My research structures environmental and social systems into a decision-making/risk analysis framework and describes interventions and policies in terms of impacts on human health and the environment.
I was trained as a hydraulic/water resources engineer, and my technical expertise falls in environmental fluid mechanics and statistical modeling, where I have published focused work (e.g., Calder et al. 2013) and which was my practice area as a professional engineer.
My recent work develops explicitly interdisciplinary models to guide management decisions in coupled aquatic/social systems. I am an active participant in The Bridge Collaborative, an initiative by The Nature Conservancy to achieve environmental, social and environmental outcomes by crossing traditional disciplines.
My doctoral work developed forecasting tools for methylmercury exposure impacts associated with hydroelectric power development and screened the potential health impacts of food consumption advisories.

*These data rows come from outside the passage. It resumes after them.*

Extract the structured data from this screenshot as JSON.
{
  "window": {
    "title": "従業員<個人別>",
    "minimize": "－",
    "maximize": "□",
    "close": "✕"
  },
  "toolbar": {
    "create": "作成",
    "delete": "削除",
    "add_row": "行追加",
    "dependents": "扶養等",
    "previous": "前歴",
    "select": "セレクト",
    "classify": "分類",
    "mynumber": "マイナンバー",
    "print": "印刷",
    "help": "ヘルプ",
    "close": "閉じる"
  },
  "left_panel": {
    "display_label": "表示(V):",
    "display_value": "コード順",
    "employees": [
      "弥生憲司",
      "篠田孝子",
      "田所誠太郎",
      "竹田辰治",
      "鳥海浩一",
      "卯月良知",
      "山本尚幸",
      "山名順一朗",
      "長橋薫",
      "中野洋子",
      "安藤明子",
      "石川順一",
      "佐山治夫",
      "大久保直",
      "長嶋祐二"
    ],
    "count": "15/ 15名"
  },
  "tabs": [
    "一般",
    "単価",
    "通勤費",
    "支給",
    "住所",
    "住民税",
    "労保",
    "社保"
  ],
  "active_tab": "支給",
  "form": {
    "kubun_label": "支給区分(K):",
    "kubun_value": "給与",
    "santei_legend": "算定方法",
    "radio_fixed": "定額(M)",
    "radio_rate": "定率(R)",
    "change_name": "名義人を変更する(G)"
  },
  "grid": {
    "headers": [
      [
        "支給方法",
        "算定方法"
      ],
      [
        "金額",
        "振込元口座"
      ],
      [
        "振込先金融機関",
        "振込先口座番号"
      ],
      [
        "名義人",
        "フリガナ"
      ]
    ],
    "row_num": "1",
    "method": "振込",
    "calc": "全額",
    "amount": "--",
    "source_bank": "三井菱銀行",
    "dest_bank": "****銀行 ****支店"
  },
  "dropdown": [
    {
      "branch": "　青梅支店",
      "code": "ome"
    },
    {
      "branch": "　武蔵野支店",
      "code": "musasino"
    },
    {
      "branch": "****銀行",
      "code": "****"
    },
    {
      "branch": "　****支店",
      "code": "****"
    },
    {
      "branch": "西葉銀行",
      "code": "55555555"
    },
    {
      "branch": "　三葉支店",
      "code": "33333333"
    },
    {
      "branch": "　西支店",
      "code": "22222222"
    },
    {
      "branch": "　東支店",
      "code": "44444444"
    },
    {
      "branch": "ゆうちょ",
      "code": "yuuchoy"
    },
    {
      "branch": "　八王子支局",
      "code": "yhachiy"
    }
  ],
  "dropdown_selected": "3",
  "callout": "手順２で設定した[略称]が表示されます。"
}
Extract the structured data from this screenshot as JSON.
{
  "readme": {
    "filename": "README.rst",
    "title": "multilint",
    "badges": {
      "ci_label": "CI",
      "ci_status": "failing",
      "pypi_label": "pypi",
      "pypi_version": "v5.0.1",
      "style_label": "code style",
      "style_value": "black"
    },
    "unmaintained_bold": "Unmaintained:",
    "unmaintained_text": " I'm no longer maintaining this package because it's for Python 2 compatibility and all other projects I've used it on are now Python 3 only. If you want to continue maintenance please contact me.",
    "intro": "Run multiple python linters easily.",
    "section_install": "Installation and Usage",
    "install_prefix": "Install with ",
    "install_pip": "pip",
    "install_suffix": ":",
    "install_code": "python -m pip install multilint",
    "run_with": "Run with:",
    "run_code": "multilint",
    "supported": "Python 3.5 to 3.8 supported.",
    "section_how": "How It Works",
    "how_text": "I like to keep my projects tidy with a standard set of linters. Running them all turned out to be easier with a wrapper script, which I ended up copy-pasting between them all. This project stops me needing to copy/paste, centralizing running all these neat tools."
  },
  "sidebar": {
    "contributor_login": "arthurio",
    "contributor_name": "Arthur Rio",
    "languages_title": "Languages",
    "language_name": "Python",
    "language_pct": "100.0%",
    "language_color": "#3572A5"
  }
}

I am interested in how environmental policy is driven by risk perception and measurement and by social and political conditions. My drinking water policy work describes the role of falling detection limits in advancing regulation and compares American and Canadian approaches to drinking water regulation through the lens of social and political realities.